#### [Exercise description]
Exact copy, no pictures: return all the records as they stand.

#### [Data listing]
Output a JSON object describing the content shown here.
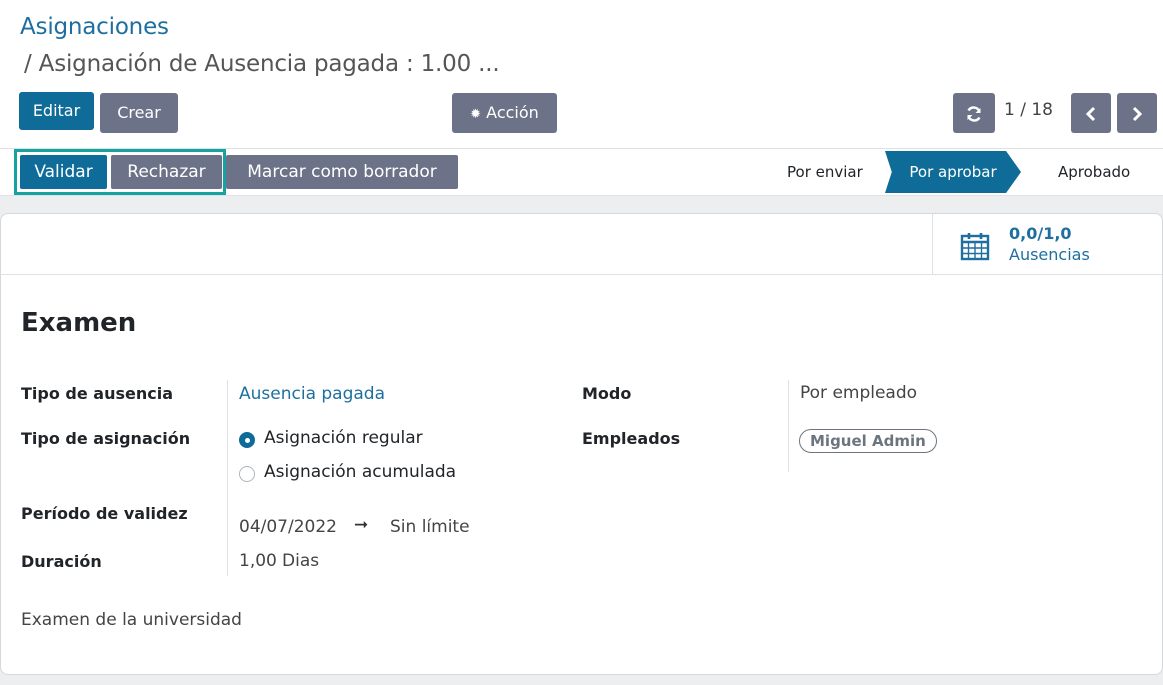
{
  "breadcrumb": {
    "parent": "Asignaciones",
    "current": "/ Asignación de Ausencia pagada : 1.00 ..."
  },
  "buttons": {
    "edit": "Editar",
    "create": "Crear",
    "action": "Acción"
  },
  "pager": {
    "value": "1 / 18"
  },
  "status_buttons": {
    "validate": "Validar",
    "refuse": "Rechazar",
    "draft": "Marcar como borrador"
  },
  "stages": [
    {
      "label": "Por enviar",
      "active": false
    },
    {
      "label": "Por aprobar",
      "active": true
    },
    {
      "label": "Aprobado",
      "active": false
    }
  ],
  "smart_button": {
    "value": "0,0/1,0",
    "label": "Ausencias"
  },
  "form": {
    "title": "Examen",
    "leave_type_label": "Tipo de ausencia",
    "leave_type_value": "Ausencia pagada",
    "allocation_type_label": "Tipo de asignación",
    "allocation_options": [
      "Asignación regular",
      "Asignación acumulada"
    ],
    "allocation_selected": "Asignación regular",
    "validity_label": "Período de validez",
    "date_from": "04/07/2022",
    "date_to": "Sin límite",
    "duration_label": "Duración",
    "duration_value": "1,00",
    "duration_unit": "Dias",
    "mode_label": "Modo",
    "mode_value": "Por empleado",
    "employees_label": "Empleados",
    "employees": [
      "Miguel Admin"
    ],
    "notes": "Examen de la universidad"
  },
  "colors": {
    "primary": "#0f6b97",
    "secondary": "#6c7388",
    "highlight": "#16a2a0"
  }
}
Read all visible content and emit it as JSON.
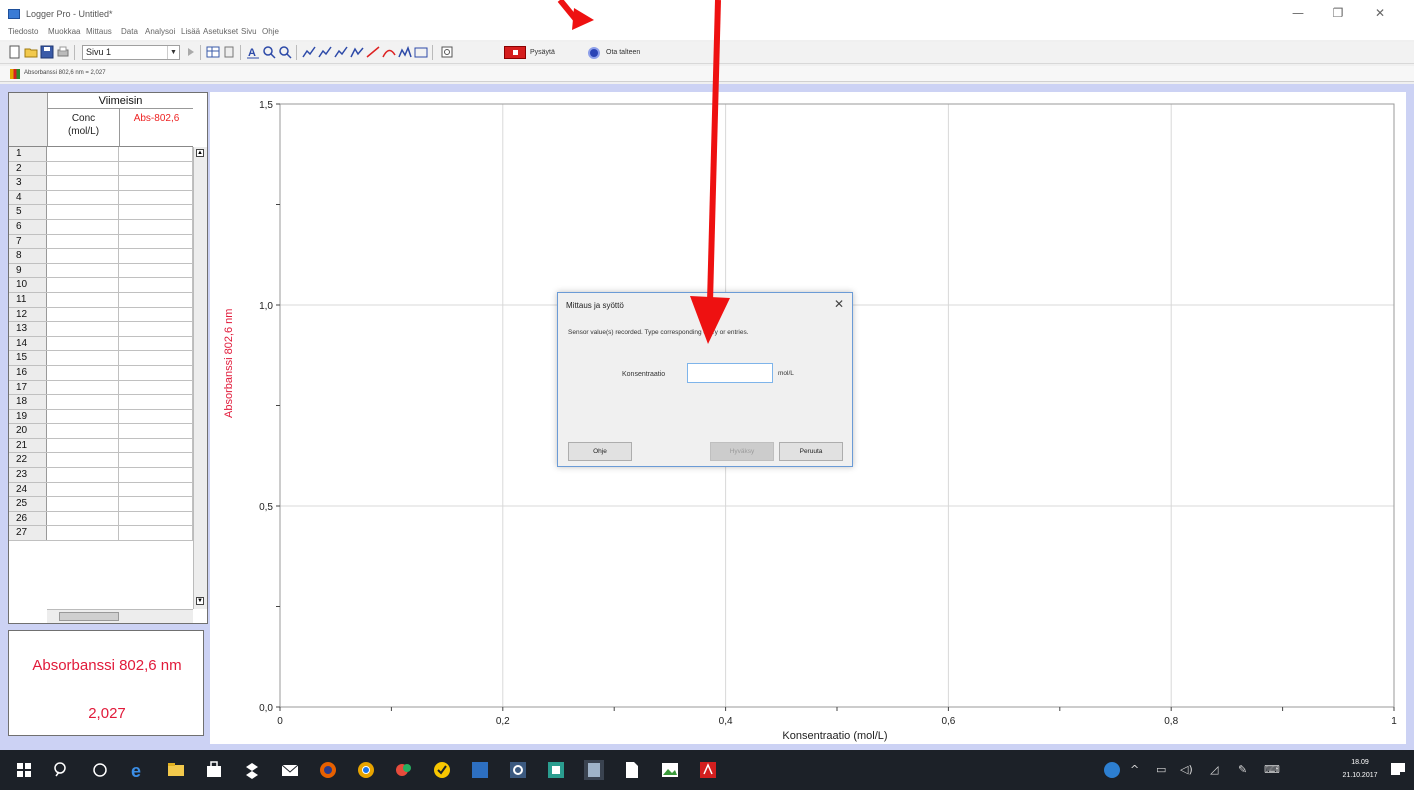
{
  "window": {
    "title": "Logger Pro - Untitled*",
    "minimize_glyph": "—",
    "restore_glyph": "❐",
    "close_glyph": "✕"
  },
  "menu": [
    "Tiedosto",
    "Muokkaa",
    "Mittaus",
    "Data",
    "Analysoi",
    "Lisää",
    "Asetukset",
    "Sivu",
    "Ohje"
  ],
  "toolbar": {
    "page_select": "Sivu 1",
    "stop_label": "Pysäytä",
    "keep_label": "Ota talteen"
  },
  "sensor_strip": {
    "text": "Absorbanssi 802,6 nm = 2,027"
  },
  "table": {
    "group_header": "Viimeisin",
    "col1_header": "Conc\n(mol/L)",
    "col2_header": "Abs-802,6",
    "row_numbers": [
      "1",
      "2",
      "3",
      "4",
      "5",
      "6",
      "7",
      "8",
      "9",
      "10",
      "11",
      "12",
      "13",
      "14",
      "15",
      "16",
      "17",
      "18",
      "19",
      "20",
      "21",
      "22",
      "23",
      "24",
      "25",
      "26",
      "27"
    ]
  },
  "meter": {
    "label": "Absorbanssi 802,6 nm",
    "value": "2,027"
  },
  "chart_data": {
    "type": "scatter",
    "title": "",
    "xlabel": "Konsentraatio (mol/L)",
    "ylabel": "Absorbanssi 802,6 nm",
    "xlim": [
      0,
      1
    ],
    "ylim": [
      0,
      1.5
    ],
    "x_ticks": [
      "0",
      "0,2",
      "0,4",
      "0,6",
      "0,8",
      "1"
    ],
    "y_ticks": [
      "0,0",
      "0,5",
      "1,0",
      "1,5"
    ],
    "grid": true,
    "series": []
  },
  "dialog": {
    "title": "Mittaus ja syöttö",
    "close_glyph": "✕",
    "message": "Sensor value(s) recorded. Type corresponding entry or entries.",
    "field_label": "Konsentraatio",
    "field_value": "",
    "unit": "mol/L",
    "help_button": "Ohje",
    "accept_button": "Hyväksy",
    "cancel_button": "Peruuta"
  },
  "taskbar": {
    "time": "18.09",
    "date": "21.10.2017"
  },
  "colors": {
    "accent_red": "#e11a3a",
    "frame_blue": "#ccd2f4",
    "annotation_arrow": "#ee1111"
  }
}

#### [Result of this exercise]
Output a JSON object describing the content shown here.
{
  "breadcrumb": {
    "parent": "Asignaciones",
    "current": "/ Asignación de Ausencia pagada : 1.00 ..."
  },
  "buttons": {
    "edit": "Editar",
    "create": "Crear",
    "action": "Acción"
  },
  "pager": {
    "value": "1 / 18"
  },
  "status_buttons": {
    "validate": "Validar",
    "refuse": "Rechazar",
    "draft": "Marcar como borrador"
  },
  "stages": [
    {
      "label": "Por enviar",
      "active": false
    },
    {
      "label": "Por aprobar",
      "active": true
    },
    {
      "label": "Aprobado",
      "active": false
    }
  ],
  "smart_button": {
    "value": "0,0/1,0",
    "label": "Ausencias"
  },
  "form": {
    "title": "Examen",
    "leave_type_label": "Tipo de ausencia",
    "leave_type_value": "Ausencia pagada",
    "allocation_type_label": "Tipo de asignación",
    "allocation_options": [
      "Asignación regular",
      "Asignación acumulada"
    ],
    "allocation_selected": "Asignación regular",
    "validity_label": "Período de validez",
    "date_from": "04/07/2022",
    "date_to": "Sin límite",
    "duration_label": "Duración",
    "duration_value": "1,00",
    "duration_unit": "Dias",
    "mode_label": "Modo",
    "mode_value": "Por empleado",
    "employees_label": "Empleados",
    "employees": [
      "Miguel Admin"
    ],
    "notes": "Examen de la universidad"
  },
  "colors": {
    "primary": "#0f6b97",
    "secondary": "#6c7388",
    "highlight": "#16a2a0"
  }
}
Read all visible content and emit it as JSON.
{
  "window": {
    "title": "Logger Pro - Untitled*",
    "minimize_glyph": "—",
    "restore_glyph": "❐",
    "close_glyph": "✕"
  },
  "menu": [
    "Tiedosto",
    "Muokkaa",
    "Mittaus",
    "Data",
    "Analysoi",
    "Lisää",
    "Asetukset",
    "Sivu",
    "Ohje"
  ],
  "toolbar": {
    "page_select": "Sivu 1",
    "stop_label": "Pysäytä",
    "keep_label": "Ota talteen"
  },
  "sensor_strip": {
    "text": "Absorbanssi 802,6 nm = 2,027"
  },
  "table": {
    "group_header": "Viimeisin",
    "col1_header": "Conc\n(mol/L)",
    "col2_header": "Abs-802,6",
    "row_numbers": [
      "1",
      "2",
      "3",
      "4",
      "5",
      "6",
      "7",
      "8",
      "9",
      "10",
      "11",
      "12",
      "13",
      "14",
      "15",
      "16",
      "17",
      "18",
      "19",
      "20",
      "21",
      "22",
      "23",
      "24",
      "25",
      "26",
      "27"
    ]
  },
  "meter": {
    "label": "Absorbanssi 802,6 nm",
    "value": "2,027"
  },
  "chart_data": {
    "type": "scatter",
    "title": "",
    "xlabel": "Konsentraatio (mol/L)",
    "ylabel": "Absorbanssi 802,6 nm",
    "xlim": [
      0,
      1
    ],
    "ylim": [
      0,
      1.5
    ],
    "x_ticks": [
      "0",
      "0,2",
      "0,4",
      "0,6",
      "0,8",
      "1"
    ],
    "y_ticks": [
      "0,0",
      "0,5",
      "1,0",
      "1,5"
    ],
    "grid": true,
    "series": []
  },
  "dialog": {
    "title": "Mittaus ja syöttö",
    "close_glyph": "✕",
    "message": "Sensor value(s) recorded. Type corresponding entry or entries.",
    "field_label": "Konsentraatio",
    "field_value": "",
    "unit": "mol/L",
    "help_button": "Ohje",
    "accept_button": "Hyväksy",
    "cancel_button": "Peruuta"
  },
  "taskbar": {
    "time": "18.09",
    "date": "21.10.2017"
  },
  "colors": {
    "accent_red": "#e11a3a",
    "frame_blue": "#ccd2f4",
    "annotation_arrow": "#ee1111"
  }
}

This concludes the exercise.